Can you not, too, as a Club, offer prizes for these young people, for the very best essays upon Imperial themes and topics; prizes for those who are learning the art of painting and drawing, for example, and the very best themes, some of the great crises of history of the past, which have contributed to the up-building, and the solidarity of the great Empire, at the present time. Try and see if this Empire Club cannot stand for something more than mere sentiment in the community; something that is practical, and something that will be stimulating where the individual subject of the Empire is concerned, and particularly where the youthful subject of this great Empire is involved. Yesterday there came into the Synod Office a very interesting book.
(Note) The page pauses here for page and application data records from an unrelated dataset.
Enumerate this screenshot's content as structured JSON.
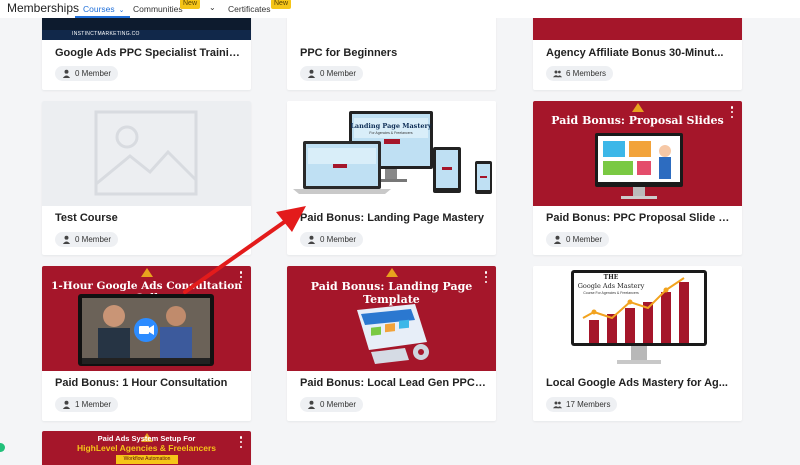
{
  "header": {
    "brand": "Memberships",
    "nav": [
      {
        "label": "Courses",
        "active": true
      },
      {
        "label": "Communities",
        "badge": "New"
      },
      {
        "label": "Certificates",
        "badge": "New"
      }
    ]
  },
  "cards": [
    {
      "title": "Google Ads PPC Specialist Trainin...",
      "members": "0 Member",
      "thumb_caption": "INSTINCTMARKETING.CO"
    },
    {
      "title": "PPC for Beginners",
      "members": "0 Member"
    },
    {
      "title": "Agency Affiliate Bonus 30-Minut...",
      "members": "6 Members"
    },
    {
      "title": "Test Course",
      "members": "0 Member"
    },
    {
      "title": "Paid Bonus: Landing Page Mastery",
      "members": "0 Member",
      "thumb_text": "Landing Page Mastery",
      "thumb_sub": "For Agencies & Freelancers"
    },
    {
      "title": "Paid Bonus: PPC Proposal Slide D...",
      "members": "0 Member",
      "thumb_text": "Paid Bonus: Proposal Slides"
    },
    {
      "title": "Paid Bonus: 1 Hour Consultation",
      "members": "1 Member",
      "thumb_text": "1-Hour Google Ads Consultation Call"
    },
    {
      "title": "Paid Bonus: Local Lead Gen PPC L...",
      "members": "0 Member",
      "thumb_text": "Paid Bonus: Landing Page Template"
    },
    {
      "title": "Local Google Ads Mastery for Ag...",
      "members": "17 Members",
      "thumb_text": "THE",
      "thumb_text2": "Google Ads Mastery",
      "thumb_sub": "Course For Agencies & Freelancers"
    },
    {
      "title": "",
      "members": "",
      "thumb_text": "Paid Ads System Setup For",
      "thumb_text2": "HighLevel Agencies & Freelancers",
      "thumb_sub": "Workflow Automation Templates"
    }
  ],
  "colors": {
    "accent": "#1f6fd9",
    "brand_red": "#a5162a",
    "badge": "#f5c518",
    "annotation_arrow": "#e31b1b"
  }
}
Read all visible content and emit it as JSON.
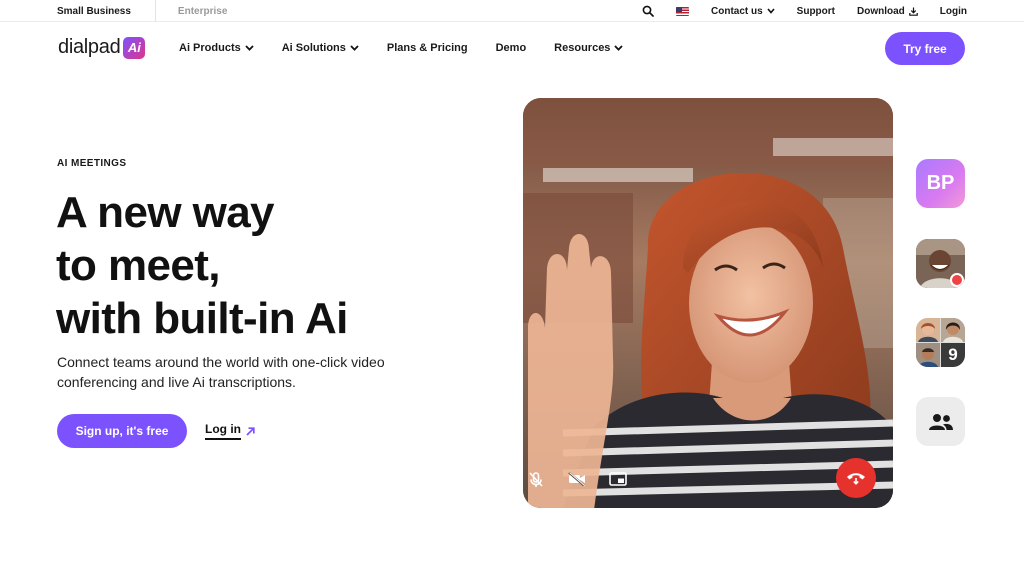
{
  "utility": {
    "tabs": [
      "Small Business",
      "Enterprise"
    ],
    "contact_label": "Contact us",
    "support_label": "Support",
    "download_label": "Download",
    "login_label": "Login"
  },
  "nav": {
    "logo_text": "dialpad",
    "logo_badge": "Ai",
    "items": [
      {
        "label": "Ai Products",
        "dropdown": true
      },
      {
        "label": "Ai Solutions",
        "dropdown": true
      },
      {
        "label": "Plans & Pricing",
        "dropdown": false
      },
      {
        "label": "Demo",
        "dropdown": false
      },
      {
        "label": "Resources",
        "dropdown": true
      }
    ],
    "cta_label": "Try free"
  },
  "hero": {
    "eyebrow": "AI MEETINGS",
    "headline": [
      "A new way",
      "to meet,",
      "with built-in Ai"
    ],
    "subtext": "Connect teams around the world with one-click video conferencing and live Ai transcriptions.",
    "primary_cta": "Sign up, it's free",
    "secondary_cta": "Log in"
  },
  "participants": {
    "initials": "BP",
    "overflow_count": "9"
  },
  "colors": {
    "brand_purple": "#7c52ff",
    "end_call_red": "#e5322d",
    "recording_red": "#ef4444"
  },
  "icons": [
    "search-icon",
    "us-flag-icon",
    "chevron-down-icon",
    "download-icon",
    "arrow-up-right-icon",
    "mic-off-icon",
    "camera-off-icon",
    "picture-in-picture-icon",
    "end-call-icon",
    "group-icon"
  ]
}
It is called the Keystone of Empire. Possibly you have heard of it: no doubt some of you have read it. It concerns Francis Joseph, the great Emperor of Austria, and I am sure that when I get a few hours time I shall devour every page of that interesting book; but, alas, it is like a great many other books that reach me: they come, I simply have time to look at them, promise myself the pleasure of reading them; and then the great army of engagements comes along, and each one insists that I must give him my whole and undivided attention until he is disposed of, and therefore I do not know when I shall get at this Keystone o f Empire.
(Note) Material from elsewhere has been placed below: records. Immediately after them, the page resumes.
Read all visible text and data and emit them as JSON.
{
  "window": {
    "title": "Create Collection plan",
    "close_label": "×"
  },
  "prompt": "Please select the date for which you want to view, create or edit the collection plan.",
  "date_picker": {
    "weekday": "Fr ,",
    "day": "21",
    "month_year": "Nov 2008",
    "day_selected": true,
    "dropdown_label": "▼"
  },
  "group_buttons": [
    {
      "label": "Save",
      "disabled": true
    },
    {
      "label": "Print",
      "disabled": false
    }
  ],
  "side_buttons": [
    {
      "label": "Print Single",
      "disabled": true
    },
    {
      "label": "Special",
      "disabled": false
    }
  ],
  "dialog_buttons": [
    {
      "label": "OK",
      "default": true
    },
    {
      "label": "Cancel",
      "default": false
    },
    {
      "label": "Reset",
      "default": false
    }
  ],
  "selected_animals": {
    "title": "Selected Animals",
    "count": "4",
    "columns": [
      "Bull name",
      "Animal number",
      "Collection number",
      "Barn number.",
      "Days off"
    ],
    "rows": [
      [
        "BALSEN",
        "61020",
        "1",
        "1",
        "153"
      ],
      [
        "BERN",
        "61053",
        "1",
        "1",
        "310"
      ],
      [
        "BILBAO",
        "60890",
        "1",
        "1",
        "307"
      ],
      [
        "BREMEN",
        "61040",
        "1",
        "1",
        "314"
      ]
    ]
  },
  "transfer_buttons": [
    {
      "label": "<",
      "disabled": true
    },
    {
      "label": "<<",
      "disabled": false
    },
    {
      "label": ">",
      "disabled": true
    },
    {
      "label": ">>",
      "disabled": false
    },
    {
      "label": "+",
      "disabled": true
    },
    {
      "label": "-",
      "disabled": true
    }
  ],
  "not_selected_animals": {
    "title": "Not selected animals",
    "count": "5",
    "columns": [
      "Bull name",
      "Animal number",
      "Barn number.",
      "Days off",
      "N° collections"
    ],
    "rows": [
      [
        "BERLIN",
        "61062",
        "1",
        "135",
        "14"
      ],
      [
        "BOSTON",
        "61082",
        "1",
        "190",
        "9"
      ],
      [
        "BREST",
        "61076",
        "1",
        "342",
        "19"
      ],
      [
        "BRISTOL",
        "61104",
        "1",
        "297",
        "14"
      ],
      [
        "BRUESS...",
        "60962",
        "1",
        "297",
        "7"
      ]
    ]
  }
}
But, I want to say to you, gentlemen, Members of this Club, simply this: the keystone of any Empire, and above all, the keystone of our great and glorious Empire must be that righteousness which exalteth a nation, even as, if you read history aright in the past and cast your eyes upon the decaying and decadent nations of the present, you will find that it is sin which is a disgrace to any people, which is the secret of the downfall of the mighty peoples of the past. Let every single soul of this great Empire say to himself, "Civis Brittanicus sum;" of the greatest Empire that history has ever known and seen; of the greatest Empire upon which Almighty God has smiled and poured out his blessing in rich largeness; and let every one of us see that there is a great deal of the "noblesse oblige" in Imperial patriotism when we are worthy of this citizenship, of being a subject of so great an Empire. Let us be conscious, my brothers, of this one great truth, (and this is my clerical message to you) that it is as true today as it was true when it was said of the House of Eli; it is as true of the national and Imperial life of history, as of the individual; "they that honour Me I will honour, and those that despise Me shall be lightly esteemed."